NSFileManager *manager = [NSFileManager defaultManager];

if ([manager fileExistsAtPath:fontPath isDirectory:&isDir] && isDir)

 subpaths = [manager subpathsAtPath:fontPath];


That example is interesting, but it doesn’t rely on isDir to be set to something reasonable if the first method returns false. Anyhoo… if short circuit evaluation can be relied on, when is it stylistically appropriate to nest conditionals?

It certainly can be relied upon – I’m not sure what you mean with the question about when it’s appropriate, but with code like this:

for(; cur; cur = cur->next) { if(cur->someField == whatWeLookFor) break; }

I think it is better to write it as:

while(cur && cur->someField != whatWeLookFor) cur = cur->next;

While there are probably exceptions, I’d say the sheer amount of lines in an implementation contribute a lot to the complexity of that implementation.

So I’d always write:

if(foo && foo->bar && foo->bar->fud) …

Over 3 nested if’s.


Hmmm… I like symmetry personally… so I would either do two, or four, and for any other number nest… unless I’m doing bool vars only, and then a list is cool. Any other opinions on the matter? (This is a readability question, not a design question)

If I have a lot of tests, but they must all be combined, I tend to wrap the line e.g.:

if(min_x <= x && x < max_x && min_y <= y && y < max_y && … ) …

But I’m not really to happy with this, though it’s better than nesting if’s IMHO. Another solution, which I also use, is to combine some tests in functions, e.g.:

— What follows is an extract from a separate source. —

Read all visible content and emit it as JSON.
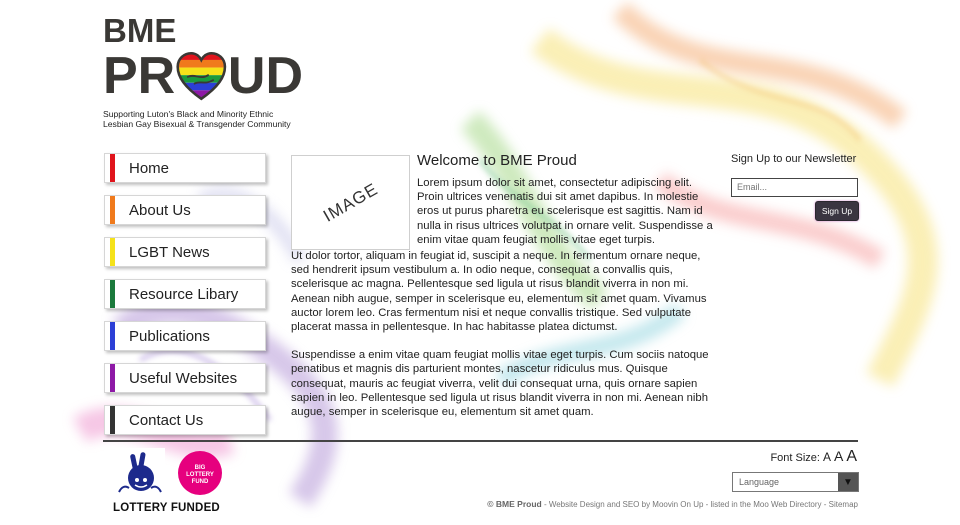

if(in_range(min_x, x, max_x) && in_range(min_y, y, max_y)) …